Just as the scientific periodic table of elements does not prescribe a particular formula but rather details the ingredients for all formulas, so to is the Periodic Table of Dramatic Elements a way to gather, articulate and survey the dramatic elements of your story in a way that is open and flexible and yet highly functional. The table is designed to help you see and build the relationships in your story between its larger themes and its plot details, between the story world and the characters.
Despite what the story-gurus might imply, great story ideas don’t come from 3-act structure or the Hero’s Journey - these are outward applications of a story idea - and they can be very good ways to deliver an experience of a good idea - but is a mistake to think that a good story originate or germinates in structure. The Periodic table of Dramatic Elements is designed to foster and facilitate the notion that ideas grow like crystals, in unique pattens that find their genesis from all directions. Ultimately a cohesive structure may be the best way to deliver that story but the journey to the structure should not be dictated by the structure. It should be governed by the chemicals and their combinations.

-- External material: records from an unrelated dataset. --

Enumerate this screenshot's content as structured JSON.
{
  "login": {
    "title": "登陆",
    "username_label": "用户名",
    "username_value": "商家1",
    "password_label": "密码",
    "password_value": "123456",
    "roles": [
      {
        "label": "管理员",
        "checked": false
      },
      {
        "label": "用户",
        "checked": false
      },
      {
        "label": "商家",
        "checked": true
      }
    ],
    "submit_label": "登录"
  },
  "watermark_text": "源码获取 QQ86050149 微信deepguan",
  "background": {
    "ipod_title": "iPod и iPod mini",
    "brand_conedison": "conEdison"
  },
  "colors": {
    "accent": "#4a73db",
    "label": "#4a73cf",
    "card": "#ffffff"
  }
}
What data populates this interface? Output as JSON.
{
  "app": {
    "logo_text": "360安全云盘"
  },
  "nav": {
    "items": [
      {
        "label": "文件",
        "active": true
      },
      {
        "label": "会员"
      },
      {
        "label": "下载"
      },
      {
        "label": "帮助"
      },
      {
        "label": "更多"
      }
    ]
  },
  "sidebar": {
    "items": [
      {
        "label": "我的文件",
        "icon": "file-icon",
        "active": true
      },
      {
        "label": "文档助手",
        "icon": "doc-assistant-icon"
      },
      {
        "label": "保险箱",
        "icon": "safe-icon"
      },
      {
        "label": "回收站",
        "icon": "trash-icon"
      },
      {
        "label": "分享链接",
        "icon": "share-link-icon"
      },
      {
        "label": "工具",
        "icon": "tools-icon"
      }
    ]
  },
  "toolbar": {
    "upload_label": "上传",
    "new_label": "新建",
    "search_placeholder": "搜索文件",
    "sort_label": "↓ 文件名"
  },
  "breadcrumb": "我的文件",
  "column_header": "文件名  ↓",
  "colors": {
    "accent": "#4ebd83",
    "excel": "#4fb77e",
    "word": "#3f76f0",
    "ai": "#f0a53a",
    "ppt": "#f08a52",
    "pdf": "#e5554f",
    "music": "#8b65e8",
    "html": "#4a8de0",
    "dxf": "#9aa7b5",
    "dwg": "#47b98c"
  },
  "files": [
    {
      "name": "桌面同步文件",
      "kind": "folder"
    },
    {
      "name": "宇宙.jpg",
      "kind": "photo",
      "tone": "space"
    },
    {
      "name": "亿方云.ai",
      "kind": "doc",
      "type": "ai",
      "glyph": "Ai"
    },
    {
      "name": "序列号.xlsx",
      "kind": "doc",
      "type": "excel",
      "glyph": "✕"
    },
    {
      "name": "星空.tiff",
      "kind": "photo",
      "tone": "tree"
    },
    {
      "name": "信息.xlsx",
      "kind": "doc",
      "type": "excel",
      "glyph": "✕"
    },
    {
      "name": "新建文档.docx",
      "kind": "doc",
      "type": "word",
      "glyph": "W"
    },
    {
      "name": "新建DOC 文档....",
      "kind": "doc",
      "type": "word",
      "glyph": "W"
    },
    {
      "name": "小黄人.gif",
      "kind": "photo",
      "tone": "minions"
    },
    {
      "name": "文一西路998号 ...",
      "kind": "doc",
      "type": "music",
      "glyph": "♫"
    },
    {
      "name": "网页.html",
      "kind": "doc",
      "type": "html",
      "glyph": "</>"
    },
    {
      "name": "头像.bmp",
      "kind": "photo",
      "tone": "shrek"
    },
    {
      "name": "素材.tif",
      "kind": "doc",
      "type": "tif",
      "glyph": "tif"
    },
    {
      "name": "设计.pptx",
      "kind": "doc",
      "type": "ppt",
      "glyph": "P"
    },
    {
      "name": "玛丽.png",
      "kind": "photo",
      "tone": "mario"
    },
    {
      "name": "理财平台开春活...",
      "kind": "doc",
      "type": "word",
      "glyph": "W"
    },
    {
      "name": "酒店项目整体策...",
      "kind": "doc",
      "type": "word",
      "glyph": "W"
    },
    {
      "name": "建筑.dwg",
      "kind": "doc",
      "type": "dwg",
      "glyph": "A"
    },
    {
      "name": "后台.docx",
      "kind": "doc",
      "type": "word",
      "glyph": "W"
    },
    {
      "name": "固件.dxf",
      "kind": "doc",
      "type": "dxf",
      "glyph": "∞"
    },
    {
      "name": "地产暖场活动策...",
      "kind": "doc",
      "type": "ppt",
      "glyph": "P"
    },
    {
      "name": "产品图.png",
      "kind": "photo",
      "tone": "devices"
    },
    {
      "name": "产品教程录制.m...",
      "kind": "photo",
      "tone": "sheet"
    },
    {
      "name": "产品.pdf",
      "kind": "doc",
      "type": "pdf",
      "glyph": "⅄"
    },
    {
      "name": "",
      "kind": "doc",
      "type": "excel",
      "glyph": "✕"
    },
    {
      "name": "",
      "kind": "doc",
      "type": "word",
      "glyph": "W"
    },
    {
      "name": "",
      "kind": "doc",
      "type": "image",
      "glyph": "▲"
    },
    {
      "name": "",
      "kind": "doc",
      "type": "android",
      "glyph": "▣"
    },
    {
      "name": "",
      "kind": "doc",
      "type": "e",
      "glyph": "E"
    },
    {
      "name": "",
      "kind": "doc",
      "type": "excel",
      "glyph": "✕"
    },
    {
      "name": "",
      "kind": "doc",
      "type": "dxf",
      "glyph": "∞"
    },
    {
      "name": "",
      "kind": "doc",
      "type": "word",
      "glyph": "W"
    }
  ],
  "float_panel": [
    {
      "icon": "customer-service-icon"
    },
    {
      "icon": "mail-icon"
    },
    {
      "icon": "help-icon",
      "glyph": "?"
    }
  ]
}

By taking time to think through the elemental groups, testing your story against the different components, the table may allow you to see gaps or missing components, or else highlight strengths and dramatic opportunities that may have otherwise been hidden or obscured. The chemical elements of dramatic storytelling are infinitely malleable, the combinations they can form enormously varied, but ensuring you have a spread of elements and can see their relationships to each other, how they build upon each other, may just give your story the base alchemy it needs to turn lead into gold.
Let me know the table works for you as a way of conceptualising the elements of your story.